What you have to do:
Which lines in the data contain the word "JSON"? Please copy each of them.

---------- Input data

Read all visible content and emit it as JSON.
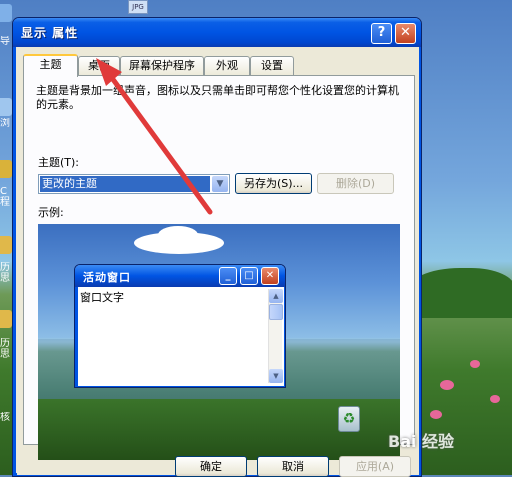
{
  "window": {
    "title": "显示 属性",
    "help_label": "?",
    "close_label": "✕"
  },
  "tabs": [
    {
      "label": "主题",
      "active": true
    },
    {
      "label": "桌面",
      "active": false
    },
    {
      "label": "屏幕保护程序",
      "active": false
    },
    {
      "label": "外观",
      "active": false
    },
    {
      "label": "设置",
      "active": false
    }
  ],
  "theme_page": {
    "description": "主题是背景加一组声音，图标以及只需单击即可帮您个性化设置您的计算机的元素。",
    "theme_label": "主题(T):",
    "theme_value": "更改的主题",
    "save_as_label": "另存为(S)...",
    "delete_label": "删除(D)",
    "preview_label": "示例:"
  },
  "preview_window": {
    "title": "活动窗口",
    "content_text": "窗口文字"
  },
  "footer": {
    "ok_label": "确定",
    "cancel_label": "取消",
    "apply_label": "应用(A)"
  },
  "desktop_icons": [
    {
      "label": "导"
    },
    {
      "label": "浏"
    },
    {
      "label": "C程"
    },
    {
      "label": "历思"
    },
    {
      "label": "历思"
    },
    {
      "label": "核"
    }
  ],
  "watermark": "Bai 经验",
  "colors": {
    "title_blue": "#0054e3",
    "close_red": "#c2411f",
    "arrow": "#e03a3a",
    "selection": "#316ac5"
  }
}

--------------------
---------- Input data

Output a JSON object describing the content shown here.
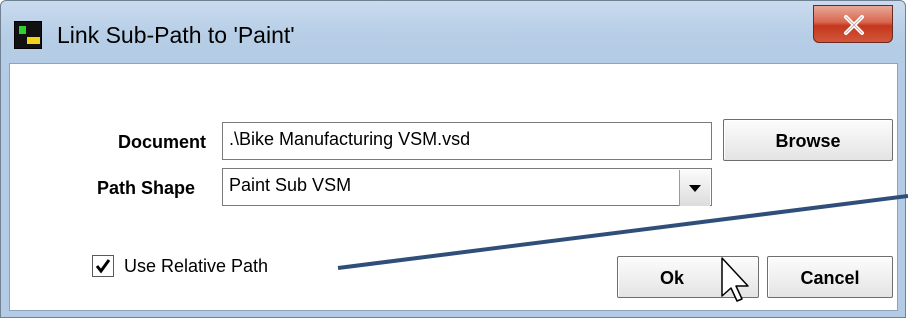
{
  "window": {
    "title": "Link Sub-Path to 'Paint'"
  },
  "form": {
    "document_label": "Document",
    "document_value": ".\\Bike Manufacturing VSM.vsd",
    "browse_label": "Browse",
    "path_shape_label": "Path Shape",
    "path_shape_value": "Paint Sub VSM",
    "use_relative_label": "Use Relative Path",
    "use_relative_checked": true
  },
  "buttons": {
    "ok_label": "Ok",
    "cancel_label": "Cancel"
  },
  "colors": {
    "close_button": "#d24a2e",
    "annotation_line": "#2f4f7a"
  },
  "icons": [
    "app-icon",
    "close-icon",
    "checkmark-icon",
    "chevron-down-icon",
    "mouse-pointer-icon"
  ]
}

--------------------
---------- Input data

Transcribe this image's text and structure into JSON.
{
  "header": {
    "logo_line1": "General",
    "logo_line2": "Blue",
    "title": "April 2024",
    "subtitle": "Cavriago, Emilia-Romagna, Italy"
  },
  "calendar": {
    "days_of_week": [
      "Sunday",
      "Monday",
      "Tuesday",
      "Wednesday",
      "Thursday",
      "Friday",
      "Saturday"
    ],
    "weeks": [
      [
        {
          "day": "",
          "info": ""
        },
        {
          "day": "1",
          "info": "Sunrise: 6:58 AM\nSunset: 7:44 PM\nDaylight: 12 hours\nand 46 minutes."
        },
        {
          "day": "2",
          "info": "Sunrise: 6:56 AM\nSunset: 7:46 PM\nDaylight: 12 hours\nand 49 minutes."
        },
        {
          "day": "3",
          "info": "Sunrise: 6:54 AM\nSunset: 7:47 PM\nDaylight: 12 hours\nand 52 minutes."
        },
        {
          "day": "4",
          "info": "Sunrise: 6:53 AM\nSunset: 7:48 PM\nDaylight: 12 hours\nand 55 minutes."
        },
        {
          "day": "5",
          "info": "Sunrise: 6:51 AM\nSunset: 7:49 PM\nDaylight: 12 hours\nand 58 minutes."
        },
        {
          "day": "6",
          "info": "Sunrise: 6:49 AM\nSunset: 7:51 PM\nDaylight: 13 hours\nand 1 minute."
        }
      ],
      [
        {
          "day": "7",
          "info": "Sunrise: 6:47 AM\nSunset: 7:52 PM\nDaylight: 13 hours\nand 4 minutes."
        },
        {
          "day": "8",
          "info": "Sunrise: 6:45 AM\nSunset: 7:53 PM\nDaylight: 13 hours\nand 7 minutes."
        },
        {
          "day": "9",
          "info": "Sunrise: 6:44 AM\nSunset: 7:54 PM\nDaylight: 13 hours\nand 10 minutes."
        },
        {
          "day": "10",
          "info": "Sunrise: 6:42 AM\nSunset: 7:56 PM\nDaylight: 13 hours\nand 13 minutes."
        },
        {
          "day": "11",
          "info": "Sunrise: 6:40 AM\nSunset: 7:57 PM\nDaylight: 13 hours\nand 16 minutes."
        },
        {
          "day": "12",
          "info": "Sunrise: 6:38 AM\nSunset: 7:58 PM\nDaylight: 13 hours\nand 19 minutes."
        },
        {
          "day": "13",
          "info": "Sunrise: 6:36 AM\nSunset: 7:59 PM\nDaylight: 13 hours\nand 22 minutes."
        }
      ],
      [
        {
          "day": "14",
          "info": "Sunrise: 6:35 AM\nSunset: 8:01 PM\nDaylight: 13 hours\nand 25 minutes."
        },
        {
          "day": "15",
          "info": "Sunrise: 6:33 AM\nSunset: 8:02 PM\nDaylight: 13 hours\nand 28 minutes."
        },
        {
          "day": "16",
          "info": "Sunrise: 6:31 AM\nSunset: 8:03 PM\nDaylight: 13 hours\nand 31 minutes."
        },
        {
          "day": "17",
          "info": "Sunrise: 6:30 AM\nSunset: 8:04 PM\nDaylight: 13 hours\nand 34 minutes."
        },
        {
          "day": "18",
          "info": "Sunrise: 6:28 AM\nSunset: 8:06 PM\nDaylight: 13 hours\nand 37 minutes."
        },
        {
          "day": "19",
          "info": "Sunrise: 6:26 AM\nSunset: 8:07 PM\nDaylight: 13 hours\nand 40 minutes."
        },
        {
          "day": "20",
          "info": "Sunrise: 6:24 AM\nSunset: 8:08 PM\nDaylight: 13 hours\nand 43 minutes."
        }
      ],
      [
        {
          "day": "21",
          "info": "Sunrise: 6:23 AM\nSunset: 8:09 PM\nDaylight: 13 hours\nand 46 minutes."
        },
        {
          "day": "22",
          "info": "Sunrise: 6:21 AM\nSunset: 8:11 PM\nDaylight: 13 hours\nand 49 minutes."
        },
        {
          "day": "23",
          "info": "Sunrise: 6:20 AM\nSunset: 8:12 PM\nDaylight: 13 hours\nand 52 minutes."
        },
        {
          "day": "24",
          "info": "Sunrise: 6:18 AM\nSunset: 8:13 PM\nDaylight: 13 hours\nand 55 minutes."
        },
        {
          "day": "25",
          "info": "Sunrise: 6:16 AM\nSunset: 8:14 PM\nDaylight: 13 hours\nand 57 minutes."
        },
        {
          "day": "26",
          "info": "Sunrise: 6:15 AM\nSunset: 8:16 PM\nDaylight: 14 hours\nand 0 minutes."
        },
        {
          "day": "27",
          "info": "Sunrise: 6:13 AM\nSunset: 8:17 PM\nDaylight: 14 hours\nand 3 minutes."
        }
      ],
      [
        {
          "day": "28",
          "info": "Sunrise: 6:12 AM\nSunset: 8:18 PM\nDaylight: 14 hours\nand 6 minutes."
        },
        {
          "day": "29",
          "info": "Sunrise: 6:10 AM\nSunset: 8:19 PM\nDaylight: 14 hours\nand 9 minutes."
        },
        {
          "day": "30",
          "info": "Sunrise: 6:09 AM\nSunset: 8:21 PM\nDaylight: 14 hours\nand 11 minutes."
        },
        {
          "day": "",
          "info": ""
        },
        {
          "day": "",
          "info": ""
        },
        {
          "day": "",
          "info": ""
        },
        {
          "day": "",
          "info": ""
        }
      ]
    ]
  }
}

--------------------

Answer for this exercise:
Read all visible content and emit it as JSON.
Output a JSON object describing the content shown here.
Transcribe this image's text and structure into JSON.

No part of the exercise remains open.